• Your goal
In the data below, find every line with the word "value" and copy it out.

• Record excerpts
····················

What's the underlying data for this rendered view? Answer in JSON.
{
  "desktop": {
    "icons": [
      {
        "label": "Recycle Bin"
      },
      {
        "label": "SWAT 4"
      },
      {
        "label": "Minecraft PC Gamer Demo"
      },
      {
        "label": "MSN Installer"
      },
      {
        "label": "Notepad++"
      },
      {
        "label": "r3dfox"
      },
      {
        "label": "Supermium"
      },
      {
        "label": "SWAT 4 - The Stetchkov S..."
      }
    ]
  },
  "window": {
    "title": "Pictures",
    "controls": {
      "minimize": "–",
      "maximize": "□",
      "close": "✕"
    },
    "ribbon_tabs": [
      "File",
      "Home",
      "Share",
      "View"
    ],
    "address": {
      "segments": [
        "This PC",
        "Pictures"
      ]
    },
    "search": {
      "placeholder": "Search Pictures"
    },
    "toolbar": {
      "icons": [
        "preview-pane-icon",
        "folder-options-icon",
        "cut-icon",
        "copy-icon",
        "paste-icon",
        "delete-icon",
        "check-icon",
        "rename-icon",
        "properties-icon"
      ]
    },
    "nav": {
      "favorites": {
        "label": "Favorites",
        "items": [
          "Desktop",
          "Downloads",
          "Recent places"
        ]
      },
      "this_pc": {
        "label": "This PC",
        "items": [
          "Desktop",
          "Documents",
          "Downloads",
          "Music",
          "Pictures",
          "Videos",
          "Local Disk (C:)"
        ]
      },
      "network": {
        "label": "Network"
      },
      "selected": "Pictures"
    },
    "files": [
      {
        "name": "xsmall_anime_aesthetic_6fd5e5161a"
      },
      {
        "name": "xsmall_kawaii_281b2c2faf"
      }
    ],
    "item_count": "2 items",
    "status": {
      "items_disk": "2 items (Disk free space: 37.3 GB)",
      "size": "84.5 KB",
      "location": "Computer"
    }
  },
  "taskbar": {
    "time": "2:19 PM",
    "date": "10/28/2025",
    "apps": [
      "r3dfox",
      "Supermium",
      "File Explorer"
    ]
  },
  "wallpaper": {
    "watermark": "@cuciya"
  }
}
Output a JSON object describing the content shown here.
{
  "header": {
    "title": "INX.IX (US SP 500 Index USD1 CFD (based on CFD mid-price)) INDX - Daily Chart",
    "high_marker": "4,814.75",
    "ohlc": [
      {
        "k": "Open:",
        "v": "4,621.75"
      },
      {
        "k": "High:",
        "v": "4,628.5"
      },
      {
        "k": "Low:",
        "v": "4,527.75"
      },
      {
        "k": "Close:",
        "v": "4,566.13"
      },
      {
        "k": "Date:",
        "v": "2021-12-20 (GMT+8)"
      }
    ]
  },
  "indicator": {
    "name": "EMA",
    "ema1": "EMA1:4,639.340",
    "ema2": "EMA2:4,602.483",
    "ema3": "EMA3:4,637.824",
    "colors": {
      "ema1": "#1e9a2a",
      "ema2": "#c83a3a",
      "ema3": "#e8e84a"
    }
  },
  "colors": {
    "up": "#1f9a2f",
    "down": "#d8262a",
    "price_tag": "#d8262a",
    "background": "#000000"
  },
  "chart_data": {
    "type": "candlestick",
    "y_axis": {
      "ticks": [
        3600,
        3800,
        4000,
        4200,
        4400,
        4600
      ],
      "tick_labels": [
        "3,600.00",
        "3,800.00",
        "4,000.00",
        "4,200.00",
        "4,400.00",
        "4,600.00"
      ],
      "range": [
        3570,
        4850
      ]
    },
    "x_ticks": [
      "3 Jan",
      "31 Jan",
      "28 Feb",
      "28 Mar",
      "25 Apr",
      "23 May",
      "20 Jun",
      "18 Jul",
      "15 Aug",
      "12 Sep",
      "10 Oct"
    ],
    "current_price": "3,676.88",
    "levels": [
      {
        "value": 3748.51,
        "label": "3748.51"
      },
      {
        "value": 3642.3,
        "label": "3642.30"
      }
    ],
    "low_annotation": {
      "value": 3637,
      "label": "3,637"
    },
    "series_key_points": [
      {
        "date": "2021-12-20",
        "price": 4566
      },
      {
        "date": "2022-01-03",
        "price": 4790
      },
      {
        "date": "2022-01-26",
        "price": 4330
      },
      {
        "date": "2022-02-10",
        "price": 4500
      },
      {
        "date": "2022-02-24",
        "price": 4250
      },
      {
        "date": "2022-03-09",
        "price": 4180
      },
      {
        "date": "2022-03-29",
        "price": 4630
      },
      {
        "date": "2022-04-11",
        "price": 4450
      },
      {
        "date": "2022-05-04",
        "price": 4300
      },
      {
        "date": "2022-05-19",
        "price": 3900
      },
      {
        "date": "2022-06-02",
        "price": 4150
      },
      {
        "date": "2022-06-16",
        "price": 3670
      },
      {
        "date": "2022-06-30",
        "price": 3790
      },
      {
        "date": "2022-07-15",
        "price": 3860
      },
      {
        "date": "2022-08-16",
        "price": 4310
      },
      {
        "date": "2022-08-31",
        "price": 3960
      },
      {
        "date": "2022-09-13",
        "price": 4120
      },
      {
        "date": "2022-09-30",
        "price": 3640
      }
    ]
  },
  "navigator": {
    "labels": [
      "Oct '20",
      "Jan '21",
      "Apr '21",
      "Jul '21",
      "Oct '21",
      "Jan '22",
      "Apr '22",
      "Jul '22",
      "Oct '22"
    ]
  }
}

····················

• Finished task
        "value": 3748.51,
        "value": 3642.3,
      "value": 3637,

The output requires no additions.